      Author

      Elani-Lee 4 years ago from Los Angeles

      Thanks everyone for your input and comments. Helping others, I am really glad that my article helped people find ways to save enough money to give a little bit back. I'm really glad I could help some people with these tips.

    • profile image

      helping others 4 years ago

      Very helpful. Our church is having its annual stewardship drive. Some of our parishioners asked how they could participate but didn't know how to find some room in their budget. Your article gave them an answer. As a result, it helped them feel good about being able to participate by giving back.

    • alissaroberts profile image

      Alissa Roberts 5 years ago from Normandy, TN

      Very useful tips for those trying to save money! I like the table showing exactly what you could save if you followed all the tips. Now if I could only give up my cokes, I would have an extra $36 a month :) Maybe one of these days I will be able to do it! Great hub - voted up and useful!

    • sholland10 profile image

      Susan Holland 5 years ago from Southwest Missouri

      Great tips!! Taking lunch and having your own coffee pot at work are ones I really like. I have always bought off brands. Now, I do remember when I was little, my mom would get all the adds to our 3 grocery stores in town and on Friday after she got off work, we would go to each store for the sales. That was my favorite day of the week. :-) Great hub! Voted up!

    • raising humans profile image

      raising humans 5 years ago from North Carolina

      I really liked this, voting it up :-)

    • FloraBreenRobison profile image

      FloraBreenRobison 5 years ago

      Also,if you are a new customer to the company -and this goes for internet service and digital TV service besides phone service too- beware getting a deal as a new incentive. It only lasts three months and then you go to the regular fees once you are used to having what they give you.

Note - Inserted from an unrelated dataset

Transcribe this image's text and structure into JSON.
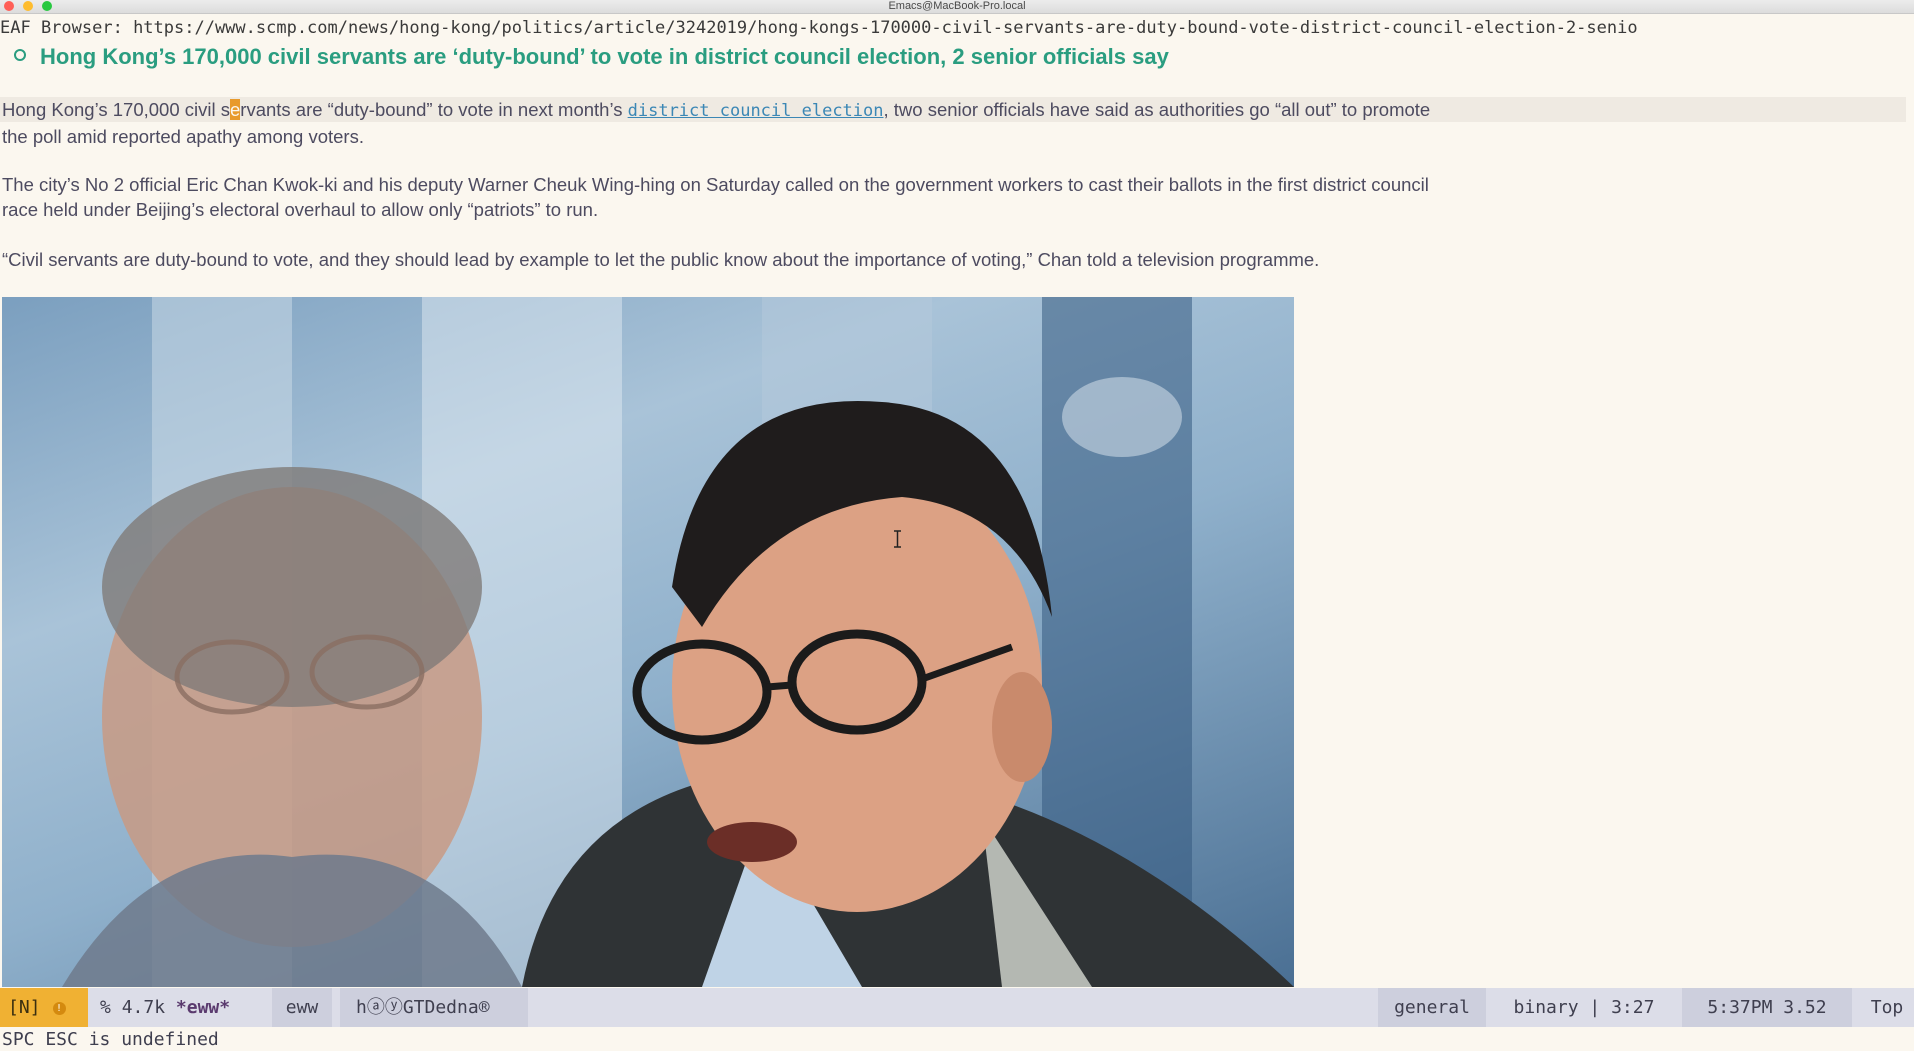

If you have a contract with them, you may have no choice but to stay with them through the contract.

    • Simone Smith profile image

      Simone Haruko Smith 5 years ago from San Francisco

      EXCELLENT advice. I'm so glad you've pointed out that phone plans are non-negotiable, because in many of our worlds (though not all), they really are.

      Honestly, brown bagging it, taking public transport, and not drinking alcohol saves me thousands of dollars every year. These simple (doable) things really make a difference.